| Stored data |
+++++

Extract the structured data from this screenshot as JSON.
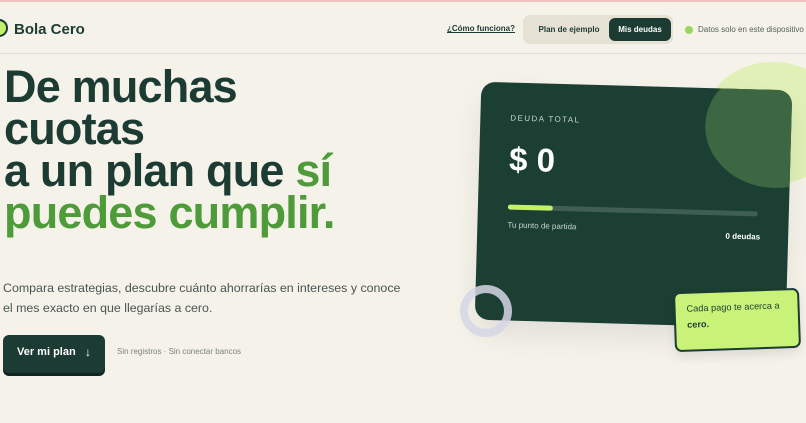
{
  "header": {
    "brand": "Bola Cero",
    "how_link": "¿Cómo funciona?",
    "segment": {
      "example": "Plan de ejemplo",
      "debts": "Mis deudas",
      "selected": "Mis deudas"
    },
    "privacy": "Datos solo en este dispositivo"
  },
  "hero": {
    "line1": "De muchas",
    "line2": "cuotas",
    "line3": "a un plan que",
    "line3_accent": "sí",
    "line4_accent": "puedes cumplir.",
    "lead": "Compara estrategias, descubre cuánto ahorrarías en intereses y conoce el mes exacto en que llegarías a cero.",
    "cta_label": "Ver mi plan",
    "cta_arrow": "↓",
    "cta_note": "Sin registros · Sin conectar bancos"
  },
  "card": {
    "label": "DEUDA TOTAL",
    "amount": "$ 0",
    "progress_fraction": 0.18,
    "start_label": "Tu punto de partida",
    "debt_count": "0 deudas"
  },
  "sticky": {
    "text": "Cada pago te acerca a",
    "bold": "cero."
  },
  "colors": {
    "dark_green": "#1c3b32",
    "accent_green": "#4e9b3a",
    "lime": "#c5f06c",
    "background": "#f5f2ea"
  }
}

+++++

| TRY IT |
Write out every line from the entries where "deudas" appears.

| RESPONSE FOR THIS EXERCISE |
      "debts": "Mis deudas",
      "selected": "Mis deudas"
    "debt_count": "0 deudas"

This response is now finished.